§ EXTRACTED MATERIAL:
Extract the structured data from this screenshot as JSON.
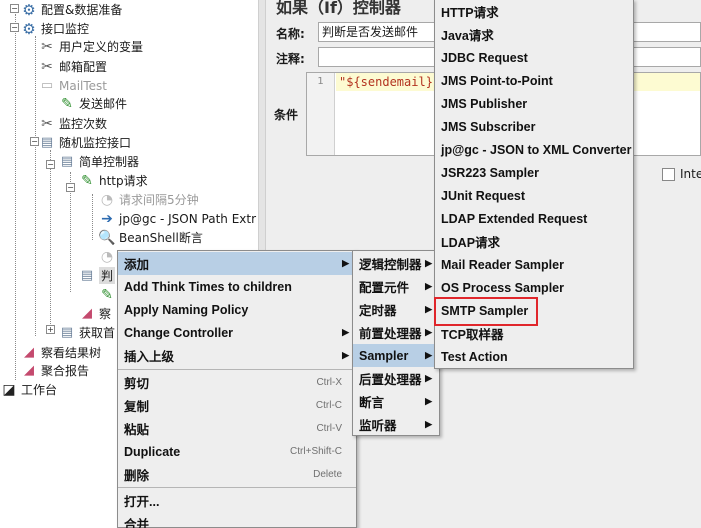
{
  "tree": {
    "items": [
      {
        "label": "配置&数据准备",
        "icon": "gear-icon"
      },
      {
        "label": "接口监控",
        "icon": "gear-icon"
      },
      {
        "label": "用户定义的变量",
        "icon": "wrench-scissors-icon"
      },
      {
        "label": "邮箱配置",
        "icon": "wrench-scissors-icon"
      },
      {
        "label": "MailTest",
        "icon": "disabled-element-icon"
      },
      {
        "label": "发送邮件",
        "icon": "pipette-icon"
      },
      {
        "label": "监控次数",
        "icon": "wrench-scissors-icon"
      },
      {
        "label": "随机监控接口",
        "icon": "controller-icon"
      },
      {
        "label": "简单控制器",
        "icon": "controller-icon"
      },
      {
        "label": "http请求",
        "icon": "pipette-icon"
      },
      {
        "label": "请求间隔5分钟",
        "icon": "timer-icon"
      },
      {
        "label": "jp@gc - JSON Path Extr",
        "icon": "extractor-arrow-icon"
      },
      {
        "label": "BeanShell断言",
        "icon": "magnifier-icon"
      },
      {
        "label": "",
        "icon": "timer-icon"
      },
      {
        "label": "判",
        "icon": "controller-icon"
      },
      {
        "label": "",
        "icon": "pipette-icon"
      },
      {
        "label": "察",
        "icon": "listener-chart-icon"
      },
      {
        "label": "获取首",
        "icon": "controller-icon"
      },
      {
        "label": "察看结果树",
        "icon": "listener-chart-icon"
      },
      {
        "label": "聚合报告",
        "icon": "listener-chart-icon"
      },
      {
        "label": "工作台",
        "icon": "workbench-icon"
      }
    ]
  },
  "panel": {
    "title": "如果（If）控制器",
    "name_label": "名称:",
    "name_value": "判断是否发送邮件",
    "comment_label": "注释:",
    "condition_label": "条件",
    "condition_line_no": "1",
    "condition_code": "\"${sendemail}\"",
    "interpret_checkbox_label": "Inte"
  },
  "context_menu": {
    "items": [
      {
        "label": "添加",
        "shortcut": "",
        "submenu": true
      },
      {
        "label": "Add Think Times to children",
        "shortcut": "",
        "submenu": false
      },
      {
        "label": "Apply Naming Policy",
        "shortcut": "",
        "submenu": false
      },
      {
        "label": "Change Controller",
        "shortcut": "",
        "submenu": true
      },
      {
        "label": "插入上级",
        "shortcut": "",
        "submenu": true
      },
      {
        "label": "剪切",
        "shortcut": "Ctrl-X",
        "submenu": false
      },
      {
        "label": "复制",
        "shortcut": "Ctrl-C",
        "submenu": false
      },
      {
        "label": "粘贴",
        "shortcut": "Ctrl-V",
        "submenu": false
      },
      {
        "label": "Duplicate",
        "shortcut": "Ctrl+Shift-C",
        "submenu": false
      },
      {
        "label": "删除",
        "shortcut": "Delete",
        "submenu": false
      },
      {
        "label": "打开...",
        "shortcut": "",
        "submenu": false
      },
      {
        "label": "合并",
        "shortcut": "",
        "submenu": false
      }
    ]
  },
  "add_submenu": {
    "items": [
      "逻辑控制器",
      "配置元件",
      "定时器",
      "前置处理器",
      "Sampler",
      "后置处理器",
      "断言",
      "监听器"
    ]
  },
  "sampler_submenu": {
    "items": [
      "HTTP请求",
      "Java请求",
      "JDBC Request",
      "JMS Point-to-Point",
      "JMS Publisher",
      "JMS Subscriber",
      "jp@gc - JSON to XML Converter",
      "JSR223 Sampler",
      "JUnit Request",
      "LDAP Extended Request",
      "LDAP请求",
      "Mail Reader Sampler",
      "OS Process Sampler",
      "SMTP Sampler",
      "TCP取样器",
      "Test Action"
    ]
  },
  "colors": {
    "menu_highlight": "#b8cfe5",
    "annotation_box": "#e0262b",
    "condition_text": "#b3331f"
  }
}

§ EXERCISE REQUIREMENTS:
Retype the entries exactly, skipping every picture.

§ EXERCISE RESPONSE:
Extract the structured data from this screenshot as JSON.
{
  "tree": {
    "items": [
      {
        "label": "配置&数据准备",
        "icon": "gear-icon"
      },
      {
        "label": "接口监控",
        "icon": "gear-icon"
      },
      {
        "label": "用户定义的变量",
        "icon": "wrench-scissors-icon"
      },
      {
        "label": "邮箱配置",
        "icon": "wrench-scissors-icon"
      },
      {
        "label": "MailTest",
        "icon": "disabled-element-icon"
      },
      {
        "label": "发送邮件",
        "icon": "pipette-icon"
      },
      {
        "label": "监控次数",
        "icon": "wrench-scissors-icon"
      },
      {
        "label": "随机监控接口",
        "icon": "controller-icon"
      },
      {
        "label": "简单控制器",
        "icon": "controller-icon"
      },
      {
        "label": "http请求",
        "icon": "pipette-icon"
      },
      {
        "label": "请求间隔5分钟",
        "icon": "timer-icon"
      },
      {
        "label": "jp@gc - JSON Path Extr",
        "icon": "extractor-arrow-icon"
      },
      {
        "label": "BeanShell断言",
        "icon": "magnifier-icon"
      },
      {
        "label": "",
        "icon": "timer-icon"
      },
      {
        "label": "判",
        "icon": "controller-icon"
      },
      {
        "label": "",
        "icon": "pipette-icon"
      },
      {
        "label": "察",
        "icon": "listener-chart-icon"
      },
      {
        "label": "获取首",
        "icon": "controller-icon"
      },
      {
        "label": "察看结果树",
        "icon": "listener-chart-icon"
      },
      {
        "label": "聚合报告",
        "icon": "listener-chart-icon"
      },
      {
        "label": "工作台",
        "icon": "workbench-icon"
      }
    ]
  },
  "panel": {
    "title": "如果（If）控制器",
    "name_label": "名称:",
    "name_value": "判断是否发送邮件",
    "comment_label": "注释:",
    "condition_label": "条件",
    "condition_line_no": "1",
    "condition_code": "\"${sendemail}\"",
    "interpret_checkbox_label": "Inte"
  },
  "context_menu": {
    "items": [
      {
        "label": "添加",
        "shortcut": "",
        "submenu": true
      },
      {
        "label": "Add Think Times to children",
        "shortcut": "",
        "submenu": false
      },
      {
        "label": "Apply Naming Policy",
        "shortcut": "",
        "submenu": false
      },
      {
        "label": "Change Controller",
        "shortcut": "",
        "submenu": true
      },
      {
        "label": "插入上级",
        "shortcut": "",
        "submenu": true
      },
      {
        "label": "剪切",
        "shortcut": "Ctrl-X",
        "submenu": false
      },
      {
        "label": "复制",
        "shortcut": "Ctrl-C",
        "submenu": false
      },
      {
        "label": "粘贴",
        "shortcut": "Ctrl-V",
        "submenu": false
      },
      {
        "label": "Duplicate",
        "shortcut": "Ctrl+Shift-C",
        "submenu": false
      },
      {
        "label": "删除",
        "shortcut": "Delete",
        "submenu": false
      },
      {
        "label": "打开...",
        "shortcut": "",
        "submenu": false
      },
      {
        "label": "合并",
        "shortcut": "",
        "submenu": false
      }
    ]
  },
  "add_submenu": {
    "items": [
      "逻辑控制器",
      "配置元件",
      "定时器",
      "前置处理器",
      "Sampler",
      "后置处理器",
      "断言",
      "监听器"
    ]
  },
  "sampler_submenu": {
    "items": [
      "HTTP请求",
      "Java请求",
      "JDBC Request",
      "JMS Point-to-Point",
      "JMS Publisher",
      "JMS Subscriber",
      "jp@gc - JSON to XML Converter",
      "JSR223 Sampler",
      "JUnit Request",
      "LDAP Extended Request",
      "LDAP请求",
      "Mail Reader Sampler",
      "OS Process Sampler",
      "SMTP Sampler",
      "TCP取样器",
      "Test Action"
    ]
  },
  "colors": {
    "menu_highlight": "#b8cfe5",
    "annotation_box": "#e0262b",
    "condition_text": "#b3331f"
  }
}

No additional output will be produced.